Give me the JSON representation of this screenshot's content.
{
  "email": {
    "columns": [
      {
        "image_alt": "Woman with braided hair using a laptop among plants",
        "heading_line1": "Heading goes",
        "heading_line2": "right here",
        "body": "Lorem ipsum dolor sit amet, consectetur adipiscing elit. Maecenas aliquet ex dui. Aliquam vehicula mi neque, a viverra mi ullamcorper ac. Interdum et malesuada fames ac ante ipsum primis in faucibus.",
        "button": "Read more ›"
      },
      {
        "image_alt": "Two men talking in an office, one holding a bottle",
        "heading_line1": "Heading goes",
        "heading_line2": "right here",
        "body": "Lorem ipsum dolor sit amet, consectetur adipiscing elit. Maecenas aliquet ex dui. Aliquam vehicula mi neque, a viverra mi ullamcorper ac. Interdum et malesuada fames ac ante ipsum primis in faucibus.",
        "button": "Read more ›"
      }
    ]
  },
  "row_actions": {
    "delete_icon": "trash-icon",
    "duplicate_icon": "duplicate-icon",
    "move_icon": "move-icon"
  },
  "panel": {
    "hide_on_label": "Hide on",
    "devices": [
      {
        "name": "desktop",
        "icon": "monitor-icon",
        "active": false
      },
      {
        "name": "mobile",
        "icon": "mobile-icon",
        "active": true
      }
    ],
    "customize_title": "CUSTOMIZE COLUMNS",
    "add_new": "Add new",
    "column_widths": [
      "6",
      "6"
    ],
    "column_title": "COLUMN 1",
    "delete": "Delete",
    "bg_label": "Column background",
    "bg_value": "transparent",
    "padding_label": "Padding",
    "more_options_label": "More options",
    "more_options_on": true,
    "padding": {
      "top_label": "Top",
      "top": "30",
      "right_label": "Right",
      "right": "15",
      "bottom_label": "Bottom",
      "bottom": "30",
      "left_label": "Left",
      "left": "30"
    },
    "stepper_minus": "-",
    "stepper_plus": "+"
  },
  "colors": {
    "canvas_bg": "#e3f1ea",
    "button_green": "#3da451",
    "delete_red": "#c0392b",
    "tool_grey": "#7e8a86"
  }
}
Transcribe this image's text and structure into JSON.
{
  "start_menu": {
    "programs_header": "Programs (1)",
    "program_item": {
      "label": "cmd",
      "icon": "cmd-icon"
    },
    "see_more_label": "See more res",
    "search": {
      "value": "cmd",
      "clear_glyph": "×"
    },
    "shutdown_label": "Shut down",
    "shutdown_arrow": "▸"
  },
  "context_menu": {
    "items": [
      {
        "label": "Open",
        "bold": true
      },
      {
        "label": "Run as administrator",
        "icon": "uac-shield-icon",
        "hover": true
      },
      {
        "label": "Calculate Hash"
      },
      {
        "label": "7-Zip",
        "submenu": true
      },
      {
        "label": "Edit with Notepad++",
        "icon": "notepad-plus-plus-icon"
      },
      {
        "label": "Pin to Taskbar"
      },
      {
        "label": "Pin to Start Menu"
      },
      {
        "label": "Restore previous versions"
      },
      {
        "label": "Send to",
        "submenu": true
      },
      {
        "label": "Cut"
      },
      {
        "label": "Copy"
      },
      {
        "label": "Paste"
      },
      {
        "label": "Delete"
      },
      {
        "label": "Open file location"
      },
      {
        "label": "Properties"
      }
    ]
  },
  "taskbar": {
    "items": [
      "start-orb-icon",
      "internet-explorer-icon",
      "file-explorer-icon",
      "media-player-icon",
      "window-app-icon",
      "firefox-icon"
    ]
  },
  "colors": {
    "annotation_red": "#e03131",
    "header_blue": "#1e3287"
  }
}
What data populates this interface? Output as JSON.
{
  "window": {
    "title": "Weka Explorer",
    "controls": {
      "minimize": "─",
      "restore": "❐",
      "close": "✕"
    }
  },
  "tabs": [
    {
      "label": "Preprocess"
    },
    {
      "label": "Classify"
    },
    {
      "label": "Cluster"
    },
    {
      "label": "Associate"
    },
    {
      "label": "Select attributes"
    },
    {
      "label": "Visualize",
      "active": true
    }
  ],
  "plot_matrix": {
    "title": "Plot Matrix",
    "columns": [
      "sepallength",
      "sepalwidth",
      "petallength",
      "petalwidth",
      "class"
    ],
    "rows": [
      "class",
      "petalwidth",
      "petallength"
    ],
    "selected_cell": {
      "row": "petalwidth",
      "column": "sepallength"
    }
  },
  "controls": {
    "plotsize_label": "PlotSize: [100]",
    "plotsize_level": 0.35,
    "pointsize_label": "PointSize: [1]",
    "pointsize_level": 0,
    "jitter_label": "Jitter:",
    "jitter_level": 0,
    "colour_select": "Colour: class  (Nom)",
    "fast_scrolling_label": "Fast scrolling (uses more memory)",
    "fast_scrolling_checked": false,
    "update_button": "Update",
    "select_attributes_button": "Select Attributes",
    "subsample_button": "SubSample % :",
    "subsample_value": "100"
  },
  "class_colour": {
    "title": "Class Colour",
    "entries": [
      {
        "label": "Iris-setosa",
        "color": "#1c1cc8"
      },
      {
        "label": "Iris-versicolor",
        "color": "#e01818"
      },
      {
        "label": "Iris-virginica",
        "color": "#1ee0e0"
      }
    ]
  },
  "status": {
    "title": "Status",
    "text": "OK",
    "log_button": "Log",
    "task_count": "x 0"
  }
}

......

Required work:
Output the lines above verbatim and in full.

Final answer:
Give me the JSON representation of this screenshot's content.
{
  "email": {
    "columns": [
      {
        "image_alt": "Woman with braided hair using a laptop among plants",
        "heading_line1": "Heading goes",
        "heading_line2": "right here",
        "body": "Lorem ipsum dolor sit amet, consectetur adipiscing elit. Maecenas aliquet ex dui. Aliquam vehicula mi neque, a viverra mi ullamcorper ac. Interdum et malesuada fames ac ante ipsum primis in faucibus.",
        "button": "Read more ›"
      },
      {
        "image_alt": "Two men talking in an office, one holding a bottle",
        "heading_line1": "Heading goes",
        "heading_line2": "right here",
        "body": "Lorem ipsum dolor sit amet, consectetur adipiscing elit. Maecenas aliquet ex dui. Aliquam vehicula mi neque, a viverra mi ullamcorper ac. Interdum et malesuada fames ac ante ipsum primis in faucibus.",
        "button": "Read more ›"
      }
    ]
  },
  "row_actions": {
    "delete_icon": "trash-icon",
    "duplicate_icon": "duplicate-icon",
    "move_icon": "move-icon"
  },
  "panel": {
    "hide_on_label": "Hide on",
    "devices": [
      {
        "name": "desktop",
        "icon": "monitor-icon",
        "active": false
      },
      {
        "name": "mobile",
        "icon": "mobile-icon",
        "active": true
      }
    ],
    "customize_title": "CUSTOMIZE COLUMNS",
    "add_new": "Add new",
    "column_widths": [
      "6",
      "6"
    ],
    "column_title": "COLUMN 1",
    "delete": "Delete",
    "bg_label": "Column background",
    "bg_value": "transparent",
    "padding_label": "Padding",
    "more_options_label": "More options",
    "more_options_on": true,
    "padding": {
      "top_label": "Top",
      "top": "30",
      "right_label": "Right",
      "right": "15",
      "bottom_label": "Bottom",
      "bottom": "30",
      "left_label": "Left",
      "left": "30"
    },
    "stepper_minus": "-",
    "stepper_plus": "+"
  },
  "colors": {
    "canvas_bg": "#e3f1ea",
    "button_green": "#3da451",
    "delete_red": "#c0392b",
    "tool_grey": "#7e8a86"
  }
}
Transcribe this image's text and structure into JSON.
{
  "start_menu": {
    "programs_header": "Programs (1)",
    "program_item": {
      "label": "cmd",
      "icon": "cmd-icon"
    },
    "see_more_label": "See more res",
    "search": {
      "value": "cmd",
      "clear_glyph": "×"
    },
    "shutdown_label": "Shut down",
    "shutdown_arrow": "▸"
  },
  "context_menu": {
    "items": [
      {
        "label": "Open",
        "bold": true
      },
      {
        "label": "Run as administrator",
        "icon": "uac-shield-icon",
        "hover": true
      },
      {
        "label": "Calculate Hash"
      },
      {
        "label": "7-Zip",
        "submenu": true
      },
      {
        "label": "Edit with Notepad++",
        "icon": "notepad-plus-plus-icon"
      },
      {
        "label": "Pin to Taskbar"
      },
      {
        "label": "Pin to Start Menu"
      },
      {
        "label": "Restore previous versions"
      },
      {
        "label": "Send to",
        "submenu": true
      },
      {
        "label": "Cut"
      },
      {
        "label": "Copy"
      },
      {
        "label": "Paste"
      },
      {
        "label": "Delete"
      },
      {
        "label": "Open file location"
      },
      {
        "label": "Properties"
      }
    ]
  },
  "taskbar": {
    "items": [
      "start-orb-icon",
      "internet-explorer-icon",
      "file-explorer-icon",
      "media-player-icon",
      "window-app-icon",
      "firefox-icon"
    ]
  },
  "colors": {
    "annotation_red": "#e03131",
    "header_blue": "#1e3287"
  }
}
What data populates this interface? Output as JSON.
{
  "window": {
    "title": "Weka Explorer",
    "controls": {
      "minimize": "─",
      "restore": "❐",
      "close": "✕"
    }
  },
  "tabs": [
    {
      "label": "Preprocess"
    },
    {
      "label": "Classify"
    },
    {
      "label": "Cluster"
    },
    {
      "label": "Associate"
    },
    {
      "label": "Select attributes"
    },
    {
      "label": "Visualize",
      "active": true
    }
  ],
  "plot_matrix": {
    "title": "Plot Matrix",
    "columns": [
      "sepallength",
      "sepalwidth",
      "petallength",
      "petalwidth",
      "class"
    ],
    "rows": [
      "class",
      "petalwidth",
      "petallength"
    ],
    "selected_cell": {
      "row": "petalwidth",
      "column": "sepallength"
    }
  },
  "controls": {
    "plotsize_label": "PlotSize: [100]",
    "plotsize_level": 0.35,
    "pointsize_label": "PointSize: [1]",
    "pointsize_level": 0,
    "jitter_label": "Jitter:",
    "jitter_level": 0,
    "colour_select": "Colour: class  (Nom)",
    "fast_scrolling_label": "Fast scrolling (uses more memory)",
    "fast_scrolling_checked": false,
    "update_button": "Update",
    "select_attributes_button": "Select Attributes",
    "subsample_button": "SubSample % :",
    "subsample_value": "100"
  },
  "class_colour": {
    "title": "Class Colour",
    "entries": [
      {
        "label": "Iris-setosa",
        "color": "#1c1cc8"
      },
      {
        "label": "Iris-versicolor",
        "color": "#e01818"
      },
      {
        "label": "Iris-virginica",
        "color": "#1ee0e0"
      }
    ]
  },
  "status": {
    "title": "Status",
    "text": "OK",
    "log_button": "Log",
    "task_count": "x 0"
  }
}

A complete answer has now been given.